I am fortunate to live in an area that is both remarkably close to a beautiful lake and a magnificent mountain range. However, wandering does not require either of these.  Wandering can be done in an empty lot, a nearby park or even the urban jungle. There are many different kinds of wilderness spaces. I think you will be surprised at what you might find, once you let go of trying to get somewhere or fulfill a checklist.

Wasatch Mountains Near my Home
Utah Lake
Me at Utah Lake Image by Rachel Hamilton
View of Utah Lake from Wasatch Mountains

 

 

How, What and Why Wander

The super good news is that you don’t need special equipment or clothing to take up wandering. Some sensible footwear, possibly, depending on where you wander and appropriate attire for your location. ‘Could be from Good Will. As long as it works for you, it’s perfect! 

You also don’t have to be an athlete or even be particularly athletic, though wandering in general might lead towards some gain in fitness, depending on how far it takes you. But again, it is not the aim as wandering eschews such aims, (see below).  You also don’t need to partake of a special diet consisting only of twigs and leaves and maybe donuts, because life without a donuts!?

Unicorn, donut
No Resisting Unicorns or Donuts

Lastly there is no requirement to become a member of a secret society. So no bloodletting , or hat-tipping, nose- nodding or demands that you run naked through the woods while blind folded. (Not a bad idea to try sometime – just for fun, minus the blindfold).

All that is required is a healthy curiosity and the willingness to take a little risk. That risk  being,  giving  yourself permission to open up to the  full sensory experience; to become completely present in the moment.  Something we all did almost everyday, as children, so you’ve most likely already had lots of practice, even if you are a bit rusty from all the adulting you’ve had to endure.

I sometimes like to turn this oft quoted  phrase a bit to say “Lost not are those who wander”.

Wandering by it’s very connotation is about straying a bit from an expected course,(let’s face it – you know you’ve always wanted to) be it a literal trail or some explicit or implicit agenda.  A wanderer’s path is not aimless, though it’s purpose is to have no purpose other than allowing discovery to unfold. In this way wandering is state of BEING, much more than it is of doing. Far from being lost,  wandering is the doorway to finding, to infinite discovery…both inner and outer.

For the wanderer, to miss out on a beautiful journey, for the sake of “accomplishing” a constructed destination would mean being lost…hopefully you are getting the gist, or even better yet, maybe you’ve had it long before I spelled it out on this page.

John Muir

John Muir, the American naturalist and environmental philosopher known as the “Father of the National Parks” sums it up perfectly:

“Off into the woods I go to lose my mind and find my soul”.

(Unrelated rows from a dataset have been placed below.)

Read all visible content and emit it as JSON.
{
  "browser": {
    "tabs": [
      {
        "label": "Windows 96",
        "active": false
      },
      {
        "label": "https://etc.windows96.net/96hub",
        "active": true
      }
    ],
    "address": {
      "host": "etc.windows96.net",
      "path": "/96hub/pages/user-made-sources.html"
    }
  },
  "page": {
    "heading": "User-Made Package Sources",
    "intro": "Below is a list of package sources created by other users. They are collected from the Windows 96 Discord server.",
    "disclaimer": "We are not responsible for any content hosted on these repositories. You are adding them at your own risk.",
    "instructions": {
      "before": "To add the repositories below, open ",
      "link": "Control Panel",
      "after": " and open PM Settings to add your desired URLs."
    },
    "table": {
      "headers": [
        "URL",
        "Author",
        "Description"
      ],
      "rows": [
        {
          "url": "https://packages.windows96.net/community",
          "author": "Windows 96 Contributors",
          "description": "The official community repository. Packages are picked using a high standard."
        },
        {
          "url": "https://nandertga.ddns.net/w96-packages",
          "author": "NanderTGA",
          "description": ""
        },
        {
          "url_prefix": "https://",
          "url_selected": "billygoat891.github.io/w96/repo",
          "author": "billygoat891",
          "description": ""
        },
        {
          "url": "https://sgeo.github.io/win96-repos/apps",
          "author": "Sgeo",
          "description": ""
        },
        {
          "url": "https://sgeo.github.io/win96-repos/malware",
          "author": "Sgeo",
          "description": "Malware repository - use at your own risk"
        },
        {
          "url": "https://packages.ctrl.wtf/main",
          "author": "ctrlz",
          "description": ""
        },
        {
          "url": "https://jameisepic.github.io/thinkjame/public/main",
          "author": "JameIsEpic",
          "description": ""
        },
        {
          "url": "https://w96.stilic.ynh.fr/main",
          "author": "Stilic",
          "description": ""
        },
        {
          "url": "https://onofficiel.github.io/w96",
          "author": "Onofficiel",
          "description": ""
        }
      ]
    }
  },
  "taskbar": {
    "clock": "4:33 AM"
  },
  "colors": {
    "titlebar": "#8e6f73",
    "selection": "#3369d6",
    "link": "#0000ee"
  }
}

I hope you will follow me, and also my fellow wander woman, good friend and contributor to this blog, Christine, through our wandering escapades. And read on to discover a world that is sometimes weird, always wonderful and often beyond belief.  Or better yet, I hope that this blog might lead to adventures of your own.

And as always…happy wandering!

Feel free to tell me about where you wander and what you find in the comment section below. I would love to hear about your discoveries.